Birgul Karan, an inorganic chemist at Hacetteoe University, in Ankara, Turkey, will present a paper titled "Novel Bioinorganic Core-Shell Materials for Magnetic Delivery."
Those are just a few of the people that I got to know because I was on field trip and the bus broke down. It got me thinking about the push to use technology to bring people together through webinars, virtual meetings, and the like. How, I wondered, could such technology-mediated "gatherings" bring about the kind of personal connections that face-to-face meetings and shared experiences inevitably foster?
Petra did not disappoint. As the bubbly looking sandstone formations emerged on the landscape, all I could think of was, What gave rise to such a massive formation that is so morphologically different from the land masses around it?
Walking through the site, I felt a distinct sense of deja vu, which the Treasury, the elaborate ruin of Petra, confirmed. Of course, I've seen these images--in an Indiana Jones movie. Still, nothing beats the awe inspired by the narrow gorge leading to the Treasury and the evidence of nature's and humans' handiwork on the majestic rocks.
Field trippers while away the time as they await repair of broken bus
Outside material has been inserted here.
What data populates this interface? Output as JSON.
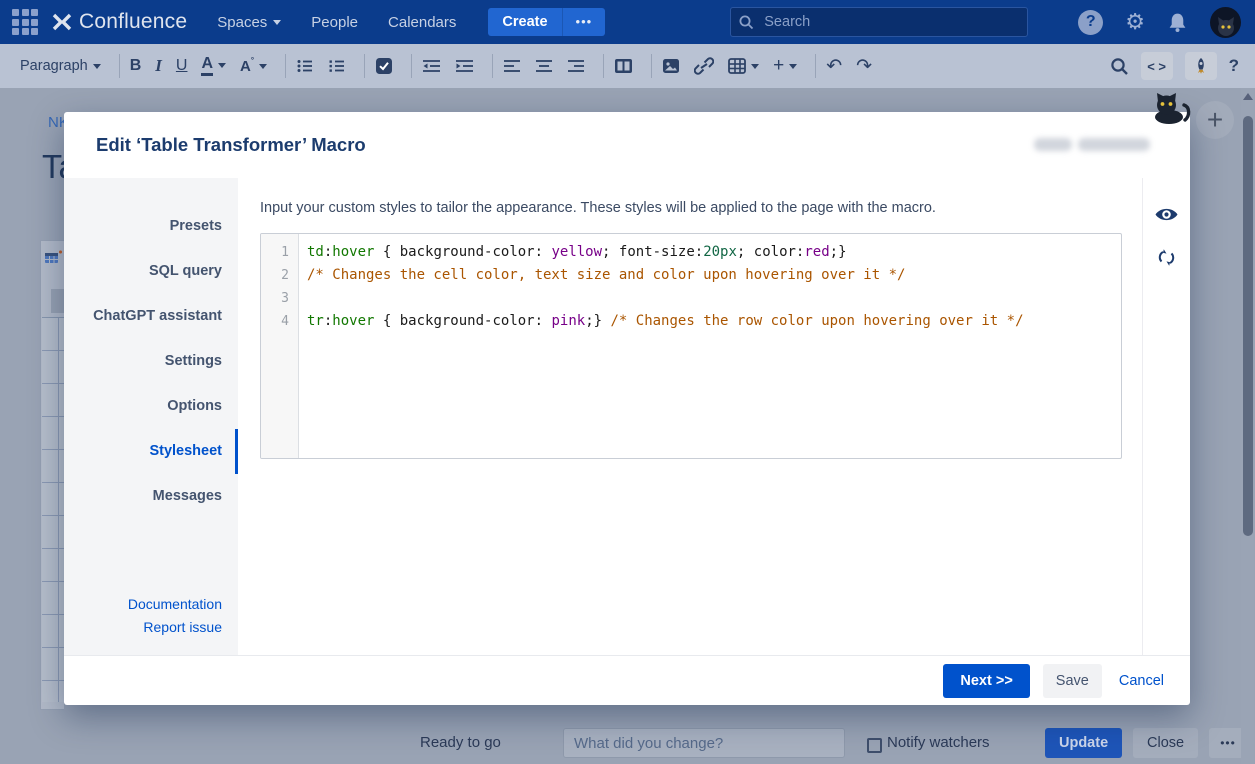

We returned to the Dead Sea from Petra just in time to catch the opening reception of EuAsC2S-11. I caught up with ACS President-Elect Nancy Jackson, who introduced me to some members of the conference's organizing committees. According to Jackson, this conference means a lot to the Jordanian organizers, who have worked so hard to bring eminent chemists from all over the world to their home country.
The Treasury, Petra
ACS President-Elect Nancy Jackson with (from left) Salim Sabra, cochair of the national organizing committee, and Musa Abu Zarga, chair of the scientific committee